[TASK PROMPT]: Nothing in the records may be left out; restate them word for word.

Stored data
::::::

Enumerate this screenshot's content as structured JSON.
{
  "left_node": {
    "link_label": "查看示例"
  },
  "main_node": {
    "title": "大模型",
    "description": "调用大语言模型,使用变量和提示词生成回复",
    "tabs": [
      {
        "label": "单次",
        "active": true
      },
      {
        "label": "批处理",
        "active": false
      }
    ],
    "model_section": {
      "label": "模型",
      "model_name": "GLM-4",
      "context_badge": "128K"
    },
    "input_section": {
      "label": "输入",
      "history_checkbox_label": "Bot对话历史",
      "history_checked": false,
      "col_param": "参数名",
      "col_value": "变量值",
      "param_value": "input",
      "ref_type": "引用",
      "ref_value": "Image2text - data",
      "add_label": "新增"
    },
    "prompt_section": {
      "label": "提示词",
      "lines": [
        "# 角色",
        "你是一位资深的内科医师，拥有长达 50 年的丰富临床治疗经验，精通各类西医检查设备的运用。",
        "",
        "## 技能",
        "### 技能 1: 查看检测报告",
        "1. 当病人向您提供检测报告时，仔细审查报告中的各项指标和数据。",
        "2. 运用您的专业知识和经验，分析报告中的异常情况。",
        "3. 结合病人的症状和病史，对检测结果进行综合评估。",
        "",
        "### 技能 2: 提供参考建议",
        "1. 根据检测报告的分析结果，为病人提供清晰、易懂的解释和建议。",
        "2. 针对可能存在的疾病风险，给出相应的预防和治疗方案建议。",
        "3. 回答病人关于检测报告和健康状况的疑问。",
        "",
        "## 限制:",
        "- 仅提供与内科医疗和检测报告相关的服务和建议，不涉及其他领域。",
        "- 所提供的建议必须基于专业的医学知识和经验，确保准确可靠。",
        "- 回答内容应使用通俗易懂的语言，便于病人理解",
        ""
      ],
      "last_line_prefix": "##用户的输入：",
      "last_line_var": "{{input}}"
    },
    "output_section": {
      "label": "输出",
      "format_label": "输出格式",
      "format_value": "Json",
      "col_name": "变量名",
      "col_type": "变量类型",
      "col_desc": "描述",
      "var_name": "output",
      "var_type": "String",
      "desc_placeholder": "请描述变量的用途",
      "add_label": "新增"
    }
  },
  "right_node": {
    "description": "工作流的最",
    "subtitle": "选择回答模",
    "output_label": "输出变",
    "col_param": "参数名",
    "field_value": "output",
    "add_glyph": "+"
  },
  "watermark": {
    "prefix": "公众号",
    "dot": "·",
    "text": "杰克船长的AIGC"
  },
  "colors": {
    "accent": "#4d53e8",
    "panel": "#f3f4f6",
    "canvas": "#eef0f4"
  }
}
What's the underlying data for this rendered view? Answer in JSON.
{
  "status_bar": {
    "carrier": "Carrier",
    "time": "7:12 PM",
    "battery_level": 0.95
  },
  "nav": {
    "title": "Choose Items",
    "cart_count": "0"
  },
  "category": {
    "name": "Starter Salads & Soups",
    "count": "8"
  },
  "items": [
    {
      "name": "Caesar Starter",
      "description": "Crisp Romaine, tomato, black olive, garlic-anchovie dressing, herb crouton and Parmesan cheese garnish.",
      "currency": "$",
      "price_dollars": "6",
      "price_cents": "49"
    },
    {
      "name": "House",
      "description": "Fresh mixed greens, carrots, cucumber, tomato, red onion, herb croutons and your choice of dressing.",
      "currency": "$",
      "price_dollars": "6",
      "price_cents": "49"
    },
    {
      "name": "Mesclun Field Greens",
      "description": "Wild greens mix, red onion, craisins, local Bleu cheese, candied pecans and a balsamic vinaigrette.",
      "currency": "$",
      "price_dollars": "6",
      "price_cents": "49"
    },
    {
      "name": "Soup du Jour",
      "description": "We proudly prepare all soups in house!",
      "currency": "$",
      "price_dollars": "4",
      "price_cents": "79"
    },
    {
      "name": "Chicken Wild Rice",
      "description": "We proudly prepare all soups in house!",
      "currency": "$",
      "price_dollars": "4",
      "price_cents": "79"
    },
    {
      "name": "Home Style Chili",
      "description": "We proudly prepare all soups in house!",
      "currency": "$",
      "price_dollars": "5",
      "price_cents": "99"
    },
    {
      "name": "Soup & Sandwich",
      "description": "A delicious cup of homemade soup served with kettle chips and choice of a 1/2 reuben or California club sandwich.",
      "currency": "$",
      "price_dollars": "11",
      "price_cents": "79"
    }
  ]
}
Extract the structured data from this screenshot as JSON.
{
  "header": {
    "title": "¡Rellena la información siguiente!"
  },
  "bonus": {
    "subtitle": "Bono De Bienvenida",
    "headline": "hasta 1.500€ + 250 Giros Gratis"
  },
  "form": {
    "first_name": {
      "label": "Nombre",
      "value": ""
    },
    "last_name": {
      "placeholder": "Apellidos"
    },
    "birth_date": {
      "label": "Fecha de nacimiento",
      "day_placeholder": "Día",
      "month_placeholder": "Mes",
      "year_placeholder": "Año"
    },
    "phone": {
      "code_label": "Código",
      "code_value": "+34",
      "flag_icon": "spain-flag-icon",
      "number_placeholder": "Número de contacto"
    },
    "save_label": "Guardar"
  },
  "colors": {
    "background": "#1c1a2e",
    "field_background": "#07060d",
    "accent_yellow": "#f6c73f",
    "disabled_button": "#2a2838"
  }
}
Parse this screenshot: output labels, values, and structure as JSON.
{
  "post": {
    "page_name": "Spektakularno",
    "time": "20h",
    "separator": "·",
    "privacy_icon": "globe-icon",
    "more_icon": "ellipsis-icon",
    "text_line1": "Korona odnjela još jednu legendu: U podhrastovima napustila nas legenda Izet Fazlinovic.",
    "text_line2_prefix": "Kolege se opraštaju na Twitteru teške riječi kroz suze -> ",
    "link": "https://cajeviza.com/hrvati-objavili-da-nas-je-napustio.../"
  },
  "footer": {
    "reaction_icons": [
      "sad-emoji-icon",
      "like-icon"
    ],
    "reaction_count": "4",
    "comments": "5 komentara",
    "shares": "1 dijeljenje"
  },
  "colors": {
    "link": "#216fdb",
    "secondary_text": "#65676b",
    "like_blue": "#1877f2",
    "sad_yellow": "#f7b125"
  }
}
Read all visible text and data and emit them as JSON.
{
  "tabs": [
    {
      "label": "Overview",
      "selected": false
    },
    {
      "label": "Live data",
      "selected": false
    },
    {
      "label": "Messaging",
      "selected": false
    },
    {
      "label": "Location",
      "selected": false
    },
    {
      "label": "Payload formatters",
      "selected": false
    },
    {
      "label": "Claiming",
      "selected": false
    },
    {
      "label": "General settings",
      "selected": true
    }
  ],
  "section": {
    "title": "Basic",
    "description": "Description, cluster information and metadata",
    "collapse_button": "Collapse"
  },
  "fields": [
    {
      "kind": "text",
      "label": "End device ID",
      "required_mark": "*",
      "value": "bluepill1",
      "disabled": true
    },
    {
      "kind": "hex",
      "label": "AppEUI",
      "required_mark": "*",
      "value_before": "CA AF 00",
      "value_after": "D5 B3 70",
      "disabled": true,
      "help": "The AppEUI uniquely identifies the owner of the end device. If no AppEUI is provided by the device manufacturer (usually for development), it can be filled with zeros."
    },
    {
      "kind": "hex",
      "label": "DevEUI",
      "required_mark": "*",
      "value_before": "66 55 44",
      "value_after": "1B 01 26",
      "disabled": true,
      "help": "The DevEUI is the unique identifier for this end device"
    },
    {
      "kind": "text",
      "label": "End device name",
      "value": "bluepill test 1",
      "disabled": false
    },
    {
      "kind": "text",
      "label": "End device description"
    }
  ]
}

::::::

[EXPECTED ANSWER]:
Enumerate this screenshot's content as structured JSON.
{
  "left_node": {
    "link_label": "查看示例"
  },
  "main_node": {
    "title": "大模型",
    "description": "调用大语言模型,使用变量和提示词生成回复",
    "tabs": [
      {
        "label": "单次",
        "active": true
      },
      {
        "label": "批处理",
        "active": false
      }
    ],
    "model_section": {
      "label": "模型",
      "model_name": "GLM-4",
      "context_badge": "128K"
    },
    "input_section": {
      "label": "输入",
      "history_checkbox_label": "Bot对话历史",
      "history_checked": false,
      "col_param": "参数名",
      "col_value": "变量值",
      "param_value": "input",
      "ref_type": "引用",
      "ref_value": "Image2text - data",
      "add_label": "新增"
    },
    "prompt_section": {
      "label": "提示词",
      "lines": [
        "# 角色",
        "你是一位资深的内科医师，拥有长达 50 年的丰富临床治疗经验，精通各类西医检查设备的运用。",
        "",
        "## 技能",
        "### 技能 1: 查看检测报告",
        "1. 当病人向您提供检测报告时，仔细审查报告中的各项指标和数据。",
        "2. 运用您的专业知识和经验，分析报告中的异常情况。",
        "3. 结合病人的症状和病史，对检测结果进行综合评估。",
        "",
        "### 技能 2: 提供参考建议",
        "1. 根据检测报告的分析结果，为病人提供清晰、易懂的解释和建议。",
        "2. 针对可能存在的疾病风险，给出相应的预防和治疗方案建议。",
        "3. 回答病人关于检测报告和健康状况的疑问。",
        "",
        "## 限制:",
        "- 仅提供与内科医疗和检测报告相关的服务和建议，不涉及其他领域。",
        "- 所提供的建议必须基于专业的医学知识和经验，确保准确可靠。",
        "- 回答内容应使用通俗易懂的语言，便于病人理解",
        ""
      ],
      "last_line_prefix": "##用户的输入：",
      "last_line_var": "{{input}}"
    },
    "output_section": {
      "label": "输出",
      "format_label": "输出格式",
      "format_value": "Json",
      "col_name": "变量名",
      "col_type": "变量类型",
      "col_desc": "描述",
      "var_name": "output",
      "var_type": "String",
      "desc_placeholder": "请描述变量的用途",
      "add_label": "新增"
    }
  },
  "right_node": {
    "description": "工作流的最",
    "subtitle": "选择回答模",
    "output_label": "输出变",
    "col_param": "参数名",
    "field_value": "output",
    "add_glyph": "+"
  },
  "watermark": {
    "prefix": "公众号",
    "dot": "·",
    "text": "杰克船长的AIGC"
  },
  "colors": {
    "accent": "#4d53e8",
    "panel": "#f3f4f6",
    "canvas": "#eef0f4"
  }
}
What's the underlying data for this rendered view? Answer in JSON.
{
  "status_bar": {
    "carrier": "Carrier",
    "time": "7:12 PM",
    "battery_level": 0.95
  },
  "nav": {
    "title": "Choose Items",
    "cart_count": "0"
  },
  "category": {
    "name": "Starter Salads & Soups",
    "count": "8"
  },
  "items": [
    {
      "name": "Caesar Starter",
      "description": "Crisp Romaine, tomato, black olive, garlic-anchovie dressing, herb crouton and Parmesan cheese garnish.",
      "currency": "$",
      "price_dollars": "6",
      "price_cents": "49"
    },
    {
      "name": "House",
      "description": "Fresh mixed greens, carrots, cucumber, tomato, red onion, herb croutons and your choice of dressing.",
      "currency": "$",
      "price_dollars": "6",
      "price_cents": "49"
    },
    {
      "name": "Mesclun Field Greens",
      "description": "Wild greens mix, red onion, craisins, local Bleu cheese, candied pecans and a balsamic vinaigrette.",
      "currency": "$",
      "price_dollars": "6",
      "price_cents": "49"
    },
    {
      "name": "Soup du Jour",
      "description": "We proudly prepare all soups in house!",
      "currency": "$",
      "price_dollars": "4",
      "price_cents": "79"
    },
    {
      "name": "Chicken Wild Rice",
      "description": "We proudly prepare all soups in house!",
      "currency": "$",
      "price_dollars": "4",
      "price_cents": "79"
    },
    {
      "name": "Home Style Chili",
      "description": "We proudly prepare all soups in house!",
      "currency": "$",
      "price_dollars": "5",
      "price_cents": "99"
    },
    {
      "name": "Soup & Sandwich",
      "description": "A delicious cup of homemade soup served with kettle chips and choice of a 1/2 reuben or California club sandwich.",
      "currency": "$",
      "price_dollars": "11",
      "price_cents": "79"
    }
  ]
}
Extract the structured data from this screenshot as JSON.
{
  "header": {
    "title": "¡Rellena la información siguiente!"
  },
  "bonus": {
    "subtitle": "Bono De Bienvenida",
    "headline": "hasta 1.500€ + 250 Giros Gratis"
  },
  "form": {
    "first_name": {
      "label": "Nombre",
      "value": ""
    },
    "last_name": {
      "placeholder": "Apellidos"
    },
    "birth_date": {
      "label": "Fecha de nacimiento",
      "day_placeholder": "Día",
      "month_placeholder": "Mes",
      "year_placeholder": "Año"
    },
    "phone": {
      "code_label": "Código",
      "code_value": "+34",
      "flag_icon": "spain-flag-icon",
      "number_placeholder": "Número de contacto"
    },
    "save_label": "Guardar"
  },
  "colors": {
    "background": "#1c1a2e",
    "field_background": "#07060d",
    "accent_yellow": "#f6c73f",
    "disabled_button": "#2a2838"
  }
}
Parse this screenshot: output labels, values, and structure as JSON.
{
  "post": {
    "page_name": "Spektakularno",
    "time": "20h",
    "separator": "·",
    "privacy_icon": "globe-icon",
    "more_icon": "ellipsis-icon",
    "text_line1": "Korona odnjela još jednu legendu: U podhrastovima napustila nas legenda Izet Fazlinovic.",
    "text_line2_prefix": "Kolege se opraštaju na Twitteru teške riječi kroz suze -> ",
    "link": "https://cajeviza.com/hrvati-objavili-da-nas-je-napustio.../"
  },
  "footer": {
    "reaction_icons": [
      "sad-emoji-icon",
      "like-icon"
    ],
    "reaction_count": "4",
    "comments": "5 komentara",
    "shares": "1 dijeljenje"
  },
  "colors": {
    "link": "#216fdb",
    "secondary_text": "#65676b",
    "like_blue": "#1877f2",
    "sad_yellow": "#f7b125"
  }
}
Read all visible text and data and emit them as JSON.
{
  "tabs": [
    {
      "label": "Overview",
      "selected": false
    },
    {
      "label": "Live data",
      "selected": false
    },
    {
      "label": "Messaging",
      "selected": false
    },
    {
      "label": "Location",
      "selected": false
    },
    {
      "label": "Payload formatters",
      "selected": false
    },
    {
      "label": "Claiming",
      "selected": false
    },
    {
      "label": "General settings",
      "selected": true
    }
  ],
  "section": {
    "title": "Basic",
    "description": "Description, cluster information and metadata",
    "collapse_button": "Collapse"
  },
  "fields": [
    {
      "kind": "text",
      "label": "End device ID",
      "required_mark": "*",
      "value": "bluepill1",
      "disabled": true
    },
    {
      "kind": "hex",
      "label": "AppEUI",
      "required_mark": "*",
      "value_before": "CA AF 00",
      "value_after": "D5 B3 70",
      "disabled": true,
      "help": "The AppEUI uniquely identifies the owner of the end device. If no AppEUI is provided by the device manufacturer (usually for development), it can be filled with zeros."
    },
    {
      "kind": "hex",
      "label": "DevEUI",
      "required_mark": "*",
      "value_before": "66 55 44",
      "value_after": "1B 01 26",
      "disabled": true,
      "help": "The DevEUI is the unique identifier for this end device"
    },
    {
      "kind": "text",
      "label": "End device name",
      "value": "bluepill test 1",
      "disabled": false
    },
    {
      "kind": "text",
      "label": "End device description"
    }
  ]
}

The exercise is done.